(Beginning of Records shown)

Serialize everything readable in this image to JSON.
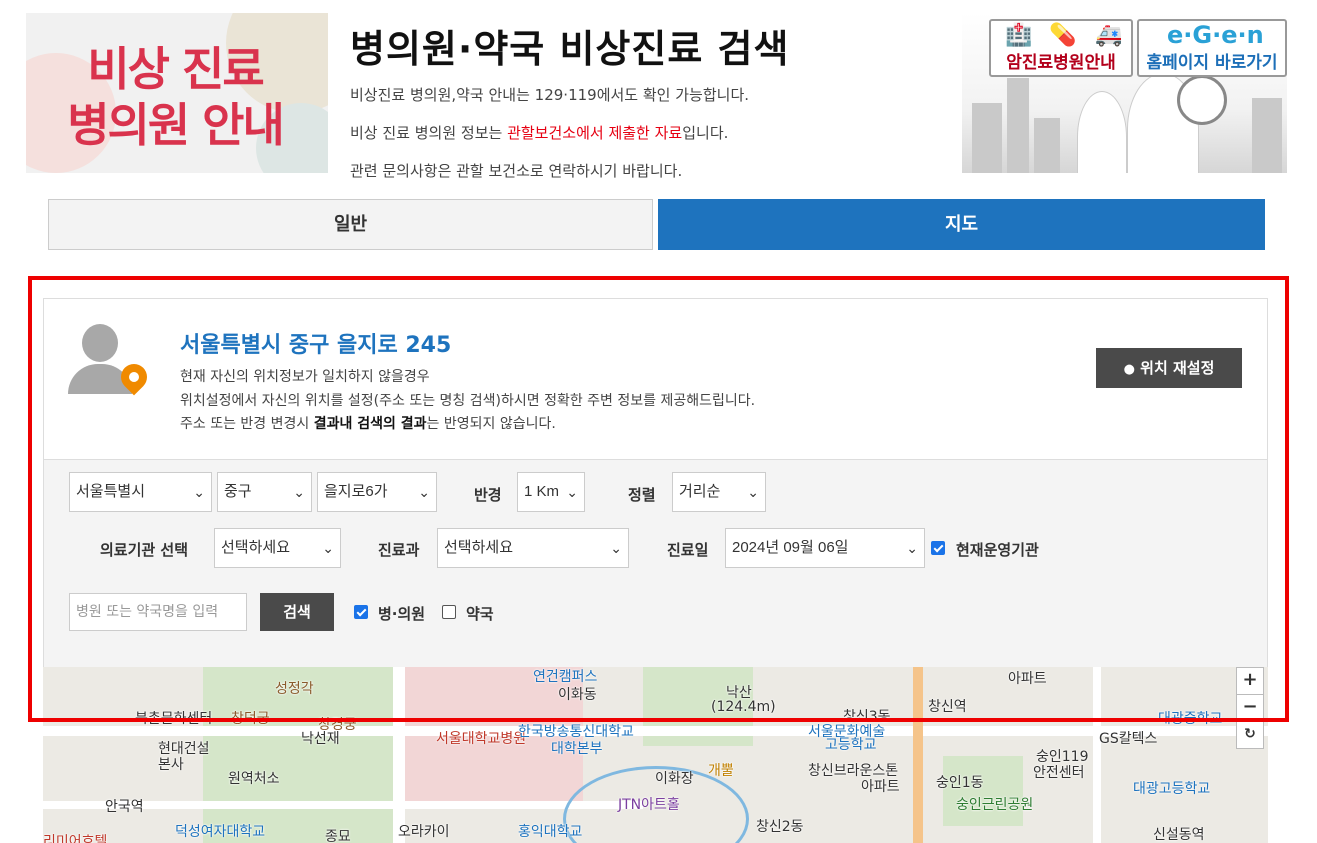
{
  "header": {
    "banner_text": "비상 진료\n병의원 안내",
    "title": "병의원·약국 비상진료 검색",
    "info_line1": "비상진료 병의원,약국 안내는 129·119에서도 확인 가능합니다.",
    "info_line2_pre": "비상 진료 병의원 정보는 ",
    "info_line2_red": "관할보건소에서 제출한 자료",
    "info_line2_post": "입니다.",
    "info_line3": "관련 문의사항은 관할 보건소로 연락하시기 바랍니다.",
    "cancer_hospital_label": "암진료병원안내",
    "homepage_label": "홈페이지 바로가기"
  },
  "tabs": [
    {
      "label": "일반",
      "active": false
    },
    {
      "label": "지도",
      "active": true
    }
  ],
  "location": {
    "address": "서울특별시 중구 을지로 245",
    "desc1": "현재 자신의 위치정보가 일치하지 않을경우",
    "desc2": "위치설정에서 자신의 위치를 설정(주소 또는 명칭 검색)하시면 정확한 주변 정보를 제공해드립니다.",
    "desc3_pre": "주소 또는 반경 변경시 ",
    "desc3_bold": "결과내 검색의 결과",
    "desc3_post": "는 반영되지 않습니다.",
    "reset_button": "위치 재설정"
  },
  "filters": {
    "city": "서울특별시",
    "district": "중구",
    "dong": "을지로6가",
    "radius_label": "반경",
    "radius": "1 Km",
    "sort_label": "정렬",
    "sort": "거리순",
    "institution_label": "의료기관 선택",
    "institution": "선택하세요",
    "department_label": "진료과",
    "department": "선택하세요",
    "date_label": "진료일",
    "date": "2024년 09월 06일",
    "operating_label": "현재운영기관",
    "operating_checked": true,
    "search_placeholder": "병원 또는 약국명을 입력",
    "search_button": "검색",
    "hospital_label": "병·의원",
    "hospital_checked": true,
    "pharmacy_label": "약국",
    "pharmacy_checked": false
  },
  "map": {
    "labels": [
      "연건캠퍼스",
      "이화동",
      "낙산",
      "(124.4m)",
      "아파트",
      "창신역",
      "성정각",
      "서울대학교병원",
      "한국방송통신대학교",
      "대학본부",
      "서울문화예술",
      "고등학교",
      "창신3동",
      "대광중학교",
      "북촌문화센터",
      "창덕궁",
      "창경궁",
      "낙선재",
      "현대건설",
      "본사",
      "원역처소",
      "이화장",
      "개뿔",
      "창신브라운스톤",
      "아파트",
      "숭인1동",
      "숭인119",
      "안전센터",
      "GS칼텍스",
      "대광고등학교",
      "숭인근린공원",
      "안국역",
      "JTN아트홀",
      "덕성여자대학교",
      "종묘",
      "오라카이",
      "홍익대학교",
      "창신2동",
      "신설동역",
      "리미어호텔"
    ],
    "zoom_in": "+",
    "zoom_out": "−",
    "refresh": "↻"
  },
  "colors": {
    "accent": "#1e73be",
    "alert": "#e60012",
    "highlight_border": "#ee0000",
    "button_dark": "#4a4a4a"
  }
}
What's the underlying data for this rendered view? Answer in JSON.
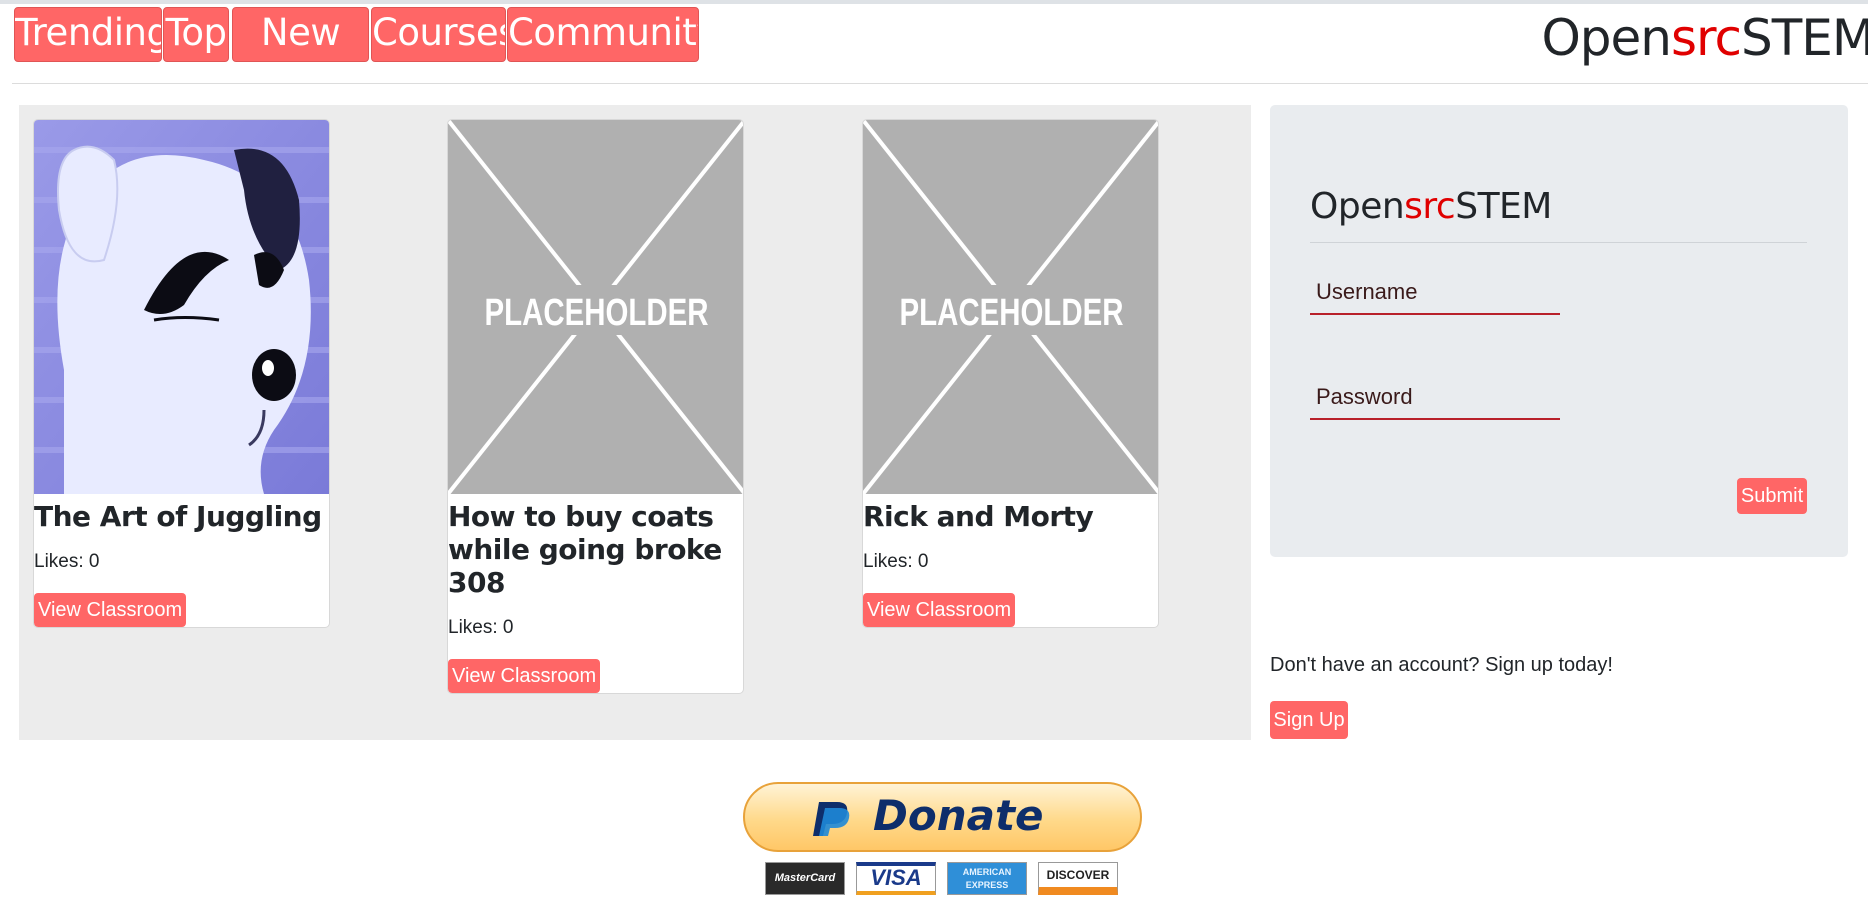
{
  "nav": {
    "items": [
      {
        "label": "Trending"
      },
      {
        "label": "Top"
      },
      {
        "label": "New"
      },
      {
        "label": "Courses"
      },
      {
        "label": "Community"
      }
    ]
  },
  "brand": {
    "part1": "Open",
    "part2": "src",
    "part3": "STEM"
  },
  "courses": [
    {
      "title": "The Art of Juggling",
      "likes": "Likes: 0",
      "button": "View Classroom"
    },
    {
      "title": "How to buy coats while going broke 308",
      "likes": "Likes: 0",
      "button": "View Classroom"
    },
    {
      "title": "Rick and Morty",
      "likes": "Likes: 0",
      "button": "View Classroom"
    }
  ],
  "placeholder_text": "PLACEHOLDER",
  "login": {
    "username_placeholder": "Username",
    "password_placeholder": "Password",
    "submit": "Submit"
  },
  "signup": {
    "text": "Don't have an account? Sign up today!",
    "button": "Sign Up"
  },
  "donate": {
    "label": "Donate",
    "cards": [
      "MasterCard",
      "VISA",
      "AMERICAN EXPRESS",
      "DISCOVER"
    ]
  },
  "colors": {
    "accent": "#ff6666",
    "brand_red": "#e00000",
    "panel": "#e9ecef",
    "courses_bg": "#ececec"
  }
}
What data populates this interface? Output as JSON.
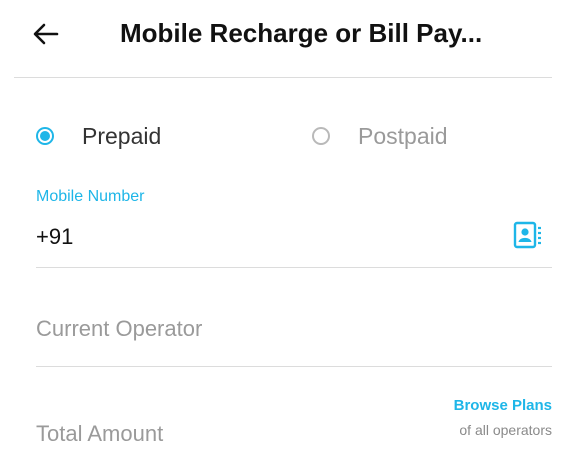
{
  "header": {
    "title": "Mobile Recharge or Bill Pay...",
    "back_icon": "arrow-left-icon"
  },
  "plan_type": {
    "selected": "prepaid",
    "options": [
      {
        "id": "prepaid",
        "label": "Prepaid"
      },
      {
        "id": "postpaid",
        "label": "Postpaid"
      }
    ]
  },
  "mobile": {
    "label": "Mobile Number",
    "value": "+91",
    "contact_icon": "contact-book-icon"
  },
  "operator": {
    "placeholder": "Current Operator"
  },
  "amount": {
    "placeholder": "Total Amount"
  },
  "browse_plans": {
    "title": "Browse Plans",
    "subtitle": "of all operators"
  },
  "colors": {
    "accent": "#1eb6e8",
    "text": "#111111",
    "muted": "#9a9a9a",
    "divider": "#dcdcdc"
  }
}
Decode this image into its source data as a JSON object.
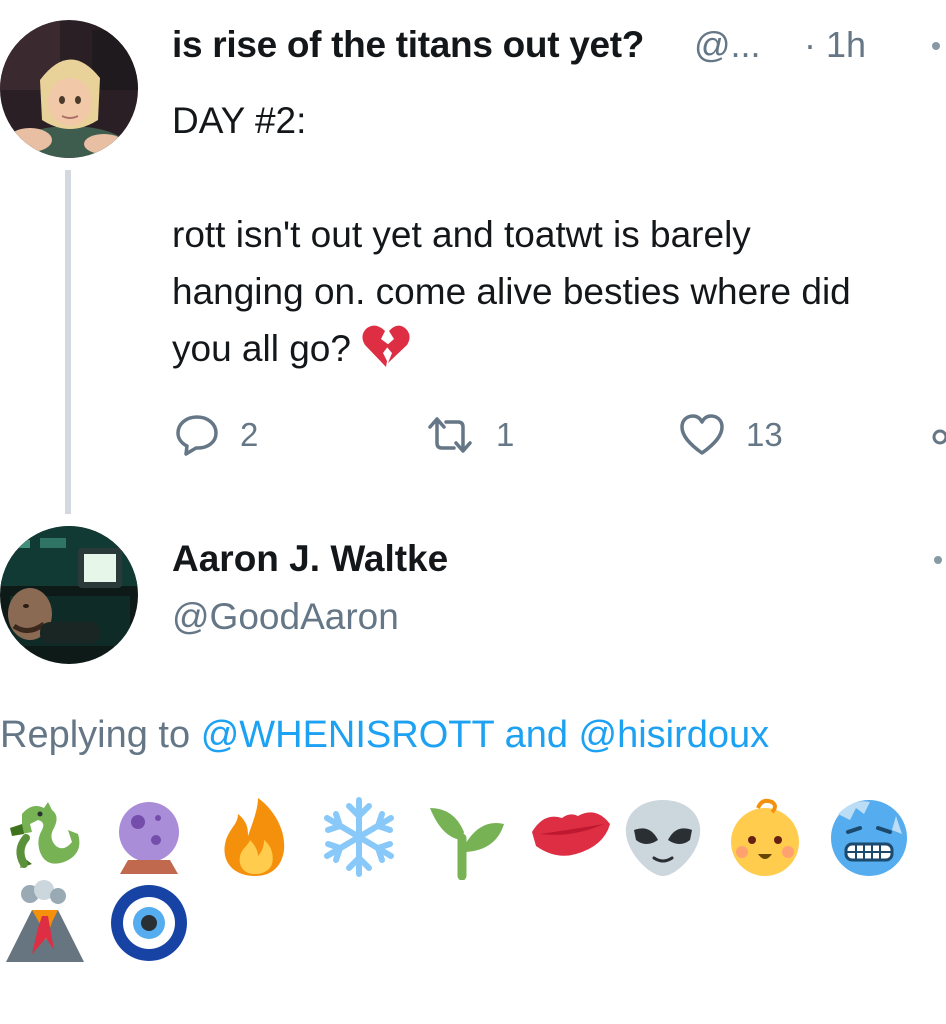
{
  "tweet": {
    "author_name": "is rise of the titans out yet?",
    "author_handle": "@...",
    "time": "· 1h",
    "body_lines": [
      "DAY #2:",
      "rott isn't out yet and toatwt is barely",
      "hanging on. come alive besties where did",
      "you all go?"
    ],
    "body_emoji": "broken-heart",
    "reply_count": "2",
    "retweet_count": "1",
    "like_count": "13"
  },
  "reply": {
    "author_name": "Aaron J. Waltke",
    "author_handle": "@GoodAaron",
    "replying_prefix": "Replying to",
    "mention_1": "@WHENISROTT",
    "and_word": "and",
    "mention_2": "@hisirdoux",
    "emojis": [
      "dragon",
      "crystal-ball",
      "fire",
      "snowflake",
      "seedling",
      "kiss-mark",
      "alien",
      "baby",
      "cold-face",
      "volcano",
      "nazar-amulet"
    ]
  },
  "colors": {
    "text": "#14171a",
    "secondary": "#657786",
    "link": "#1da1f2",
    "thread_line": "#d3d9de"
  }
}
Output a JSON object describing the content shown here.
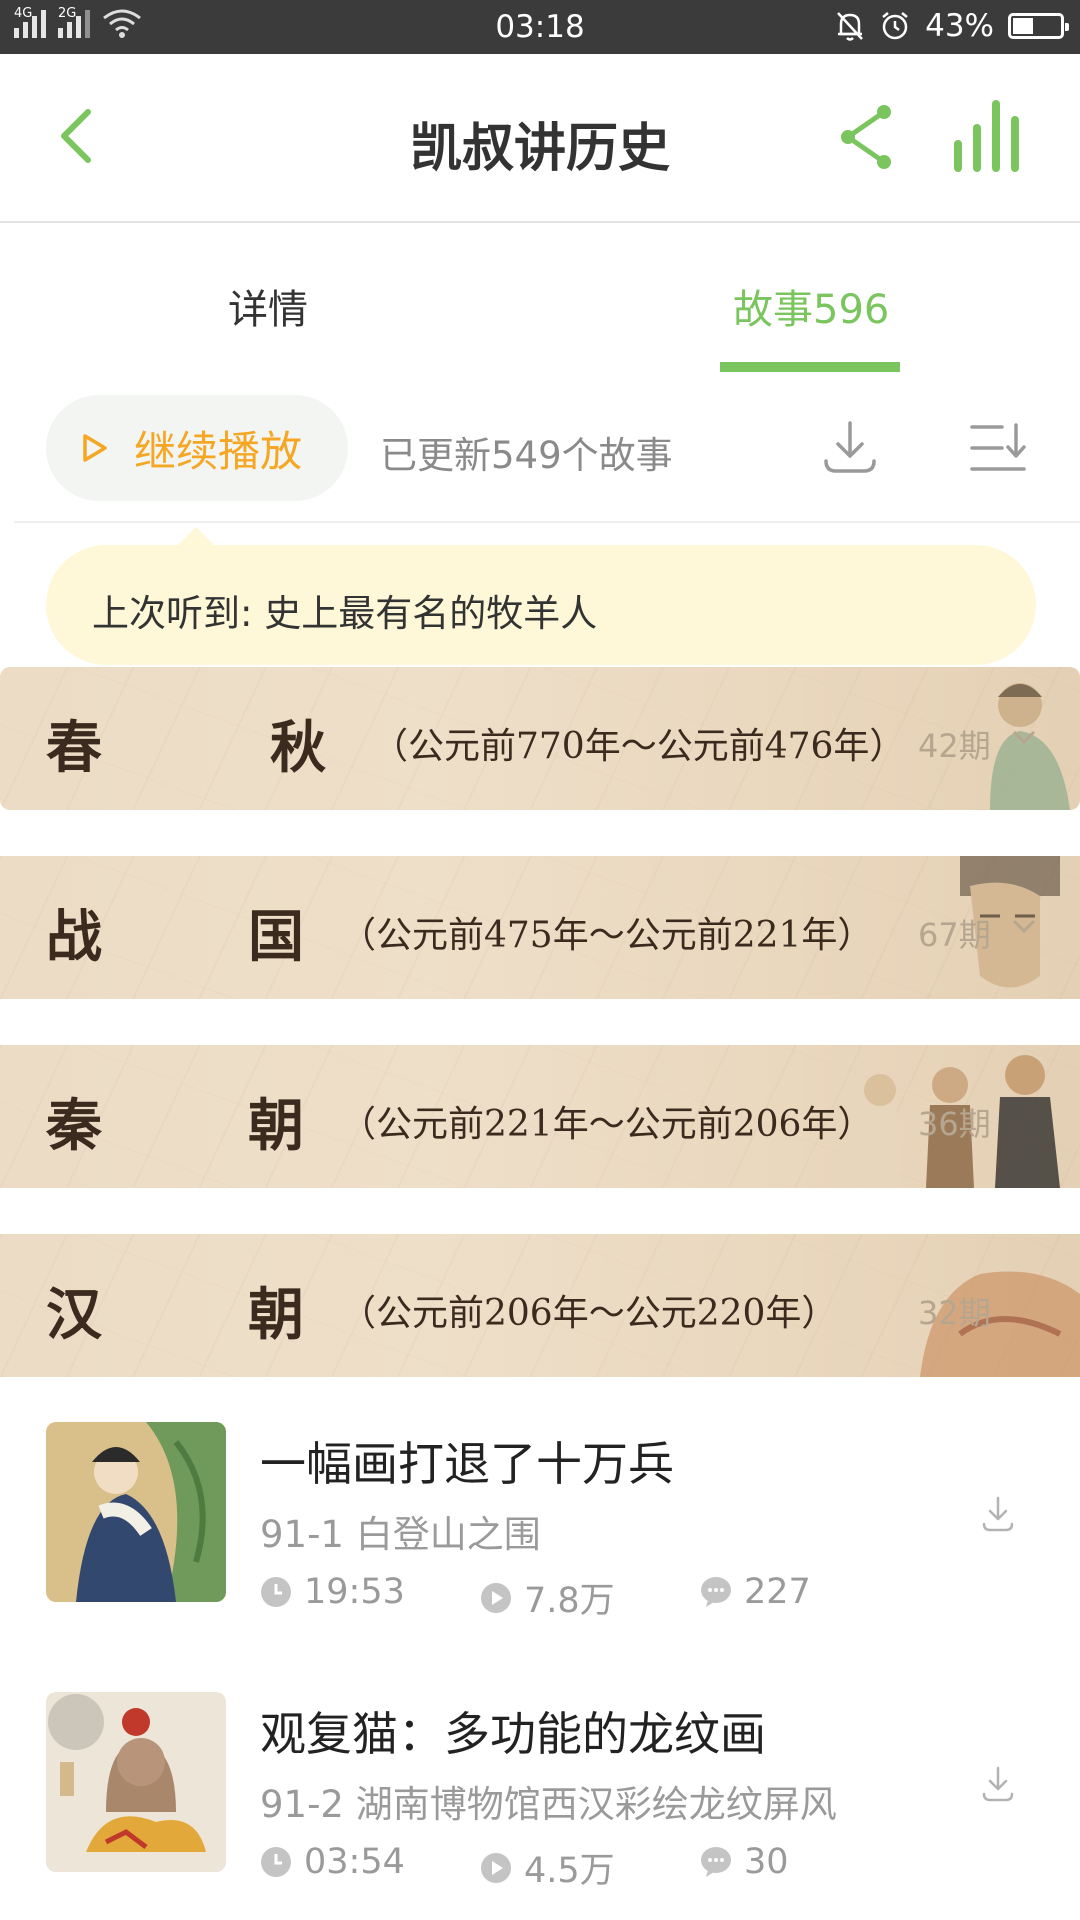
{
  "status_bar": {
    "net1": "4G",
    "net2": "2G",
    "time": "03:18",
    "battery": "43%"
  },
  "header": {
    "title": "凯叔讲历史"
  },
  "tabs": [
    {
      "label": "详情",
      "active": false
    },
    {
      "label": "故事596",
      "active": true
    }
  ],
  "actions": {
    "continue_label": "继续播放",
    "updated_text": "已更新549个故事"
  },
  "last_heard": "上次听到: 史上最有名的牧羊人",
  "eras": [
    {
      "c1": "春",
      "c2": "秋",
      "range": "（公元前770年～公元前476年）",
      "count": "42期"
    },
    {
      "c1": "战",
      "c2": "国",
      "range": "（公元前475年～公元前221年）",
      "count": "67期"
    },
    {
      "c1": "秦",
      "c2": "朝",
      "range": "（公元前221年～公元前206年）",
      "count": "36期"
    },
    {
      "c1": "汉",
      "c2": "朝",
      "range": "（公元前206年～公元220年）",
      "count": "32期"
    }
  ],
  "stories": [
    {
      "title": "一幅画打退了十万兵",
      "subtitle": "91-1 白登山之围",
      "duration": "19:53",
      "plays": "7.8万",
      "comments": "227"
    },
    {
      "title": "观复猫：多功能的龙纹画",
      "subtitle": "91-2 湖南博物馆西汉彩绘龙纹屏风",
      "duration": "03:54",
      "plays": "4.5万",
      "comments": "30"
    }
  ],
  "colors": {
    "accent": "#7ac55e",
    "play": "#f5a623",
    "bubble": "#fef8d8",
    "status_bar": "#3b3b3b"
  }
}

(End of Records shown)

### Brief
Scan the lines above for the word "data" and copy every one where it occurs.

### Your response
What's the underlying data for this rendered view? Answer in JSON.
What data populates this interface? Output as JSON.
Decode this image into its source data as a JSON object.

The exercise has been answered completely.